My philosophy on owning a horse is a little like building a new house. You want to imagine what it will look like and agree to the plans but then it is best to just turn up when it is all completed; sometimes it’s best not to know every detail about the journey. Peter seems to sense what to tell me, what not to and when to tell me. If he didn’t have this filter our conversation on Friday and Sunday  would have gone like this:

Friday Conversation

Peter: “ We declared for Galway. There aren’t many runners so couldn’t resist. Mind you he worked like a drain at the Curragh onTuesday. It was straight into the wind so we put it down to that. He wasn’t much better yesterday but we let him finish in front so hopefully that will do his confidence some good”

Me  “ Thanks for that honest update Peter”

Sunday morning (day of race) conversation:

Peter “ Just got the blood test results. Vet says his counts are a bit low and he shows signs of dehydration. Asked him if we should still run and he said that they are still within range so to go ahead but that ‘he (the vet) wouldn’t advise backing him”

If I had known this, my confidence levels would have been very low as we drove to Galway in torrential rain and 50mph wind gusts. It would have been lower still after a conversation with Peter which did actually take place:

Me “ We’re about 50 miles from Galway and it’s pissing it down”

Peter “Just starting off now”

Me  “See there’s a non-runner; we’re down to four now”

Peter “ Yes – should get fourth placed prize money at least”


The good news is that, in my ignorance of what had happened on the gallops and with the tests, I took this as a very positive sign and assumed that he really meant the opposite of what he said and that he really fancied the horse to run well and win. In retrospect, and knowing what he knew at the time, there is no way he would have been that confident but logic plays no part in an owners view of what might happen; this website is called Cheltenhamdream after all!

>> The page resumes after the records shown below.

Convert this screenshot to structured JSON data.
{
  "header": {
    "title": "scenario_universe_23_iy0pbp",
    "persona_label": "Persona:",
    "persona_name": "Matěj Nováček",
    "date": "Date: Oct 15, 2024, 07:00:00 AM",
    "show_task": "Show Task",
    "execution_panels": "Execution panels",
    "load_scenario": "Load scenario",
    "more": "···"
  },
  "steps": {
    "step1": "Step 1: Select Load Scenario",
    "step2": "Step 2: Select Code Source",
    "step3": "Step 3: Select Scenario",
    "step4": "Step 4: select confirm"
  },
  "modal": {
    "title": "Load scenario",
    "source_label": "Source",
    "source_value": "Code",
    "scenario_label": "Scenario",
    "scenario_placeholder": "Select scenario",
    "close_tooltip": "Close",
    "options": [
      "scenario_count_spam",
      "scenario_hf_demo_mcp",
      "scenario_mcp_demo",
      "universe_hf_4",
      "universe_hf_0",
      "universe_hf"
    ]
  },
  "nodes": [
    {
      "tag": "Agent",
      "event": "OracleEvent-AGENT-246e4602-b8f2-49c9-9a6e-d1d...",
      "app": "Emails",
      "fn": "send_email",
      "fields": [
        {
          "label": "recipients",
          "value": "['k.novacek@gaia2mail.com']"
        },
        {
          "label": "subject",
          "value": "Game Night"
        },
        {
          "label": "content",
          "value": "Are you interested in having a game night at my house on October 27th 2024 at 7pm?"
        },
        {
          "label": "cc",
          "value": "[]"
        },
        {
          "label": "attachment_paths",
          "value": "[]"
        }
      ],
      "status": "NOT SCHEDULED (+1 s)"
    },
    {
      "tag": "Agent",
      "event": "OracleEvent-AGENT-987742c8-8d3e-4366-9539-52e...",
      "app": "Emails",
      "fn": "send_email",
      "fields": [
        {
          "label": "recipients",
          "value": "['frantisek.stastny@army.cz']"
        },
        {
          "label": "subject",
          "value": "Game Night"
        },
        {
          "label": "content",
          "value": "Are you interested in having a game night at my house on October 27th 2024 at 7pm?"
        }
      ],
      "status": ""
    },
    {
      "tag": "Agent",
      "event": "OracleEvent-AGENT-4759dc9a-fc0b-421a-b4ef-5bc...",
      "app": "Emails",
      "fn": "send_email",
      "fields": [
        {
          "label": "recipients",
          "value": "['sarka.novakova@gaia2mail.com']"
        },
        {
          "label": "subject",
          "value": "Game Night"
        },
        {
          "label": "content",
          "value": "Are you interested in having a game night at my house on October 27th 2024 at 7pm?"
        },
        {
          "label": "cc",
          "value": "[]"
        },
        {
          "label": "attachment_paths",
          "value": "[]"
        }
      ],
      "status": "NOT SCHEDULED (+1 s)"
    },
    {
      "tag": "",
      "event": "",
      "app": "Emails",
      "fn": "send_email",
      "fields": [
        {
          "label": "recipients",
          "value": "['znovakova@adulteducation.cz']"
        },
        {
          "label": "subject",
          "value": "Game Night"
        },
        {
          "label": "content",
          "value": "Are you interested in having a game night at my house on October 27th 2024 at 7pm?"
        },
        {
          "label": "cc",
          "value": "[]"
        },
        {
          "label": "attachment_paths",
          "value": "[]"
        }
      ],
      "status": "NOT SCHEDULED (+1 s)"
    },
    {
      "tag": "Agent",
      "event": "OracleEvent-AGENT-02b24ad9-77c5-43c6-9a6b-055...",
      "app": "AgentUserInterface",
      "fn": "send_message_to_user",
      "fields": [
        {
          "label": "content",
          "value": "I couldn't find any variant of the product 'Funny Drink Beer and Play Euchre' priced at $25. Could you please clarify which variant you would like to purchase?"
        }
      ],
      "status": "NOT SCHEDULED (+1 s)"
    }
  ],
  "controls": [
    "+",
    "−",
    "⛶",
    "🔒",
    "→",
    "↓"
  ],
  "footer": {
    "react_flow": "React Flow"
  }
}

I found out something else a couple of days later and it all sort of made sense; Peter was thinking this was his lucky weekend and so ‘let’s just go for it”. On Saturday morning one of his horses was laying down in his box in obvious pain; he was taken straight to the vets and a decision was made to operate to remove part of his intestine due to a blockage. The owner agreed to pay and the horse was shaved ready for the operation but this was delayed for about an hour because of fewer vets being there on a Saturday morning. By the time they were ready to operate, the horse was standing up, looking at them as if to say “who are you?”  “what am I doing here?”and ‘it’s cold – why have I been shaved?” He had obviously rolled around and untwisted whatever was twisted and now he was as right as rain – if you ever doubt that trainers and their staff love their horses you need to experience both the despair and euphoria that were on display that particular morning.

Could this really be a lucky weekend?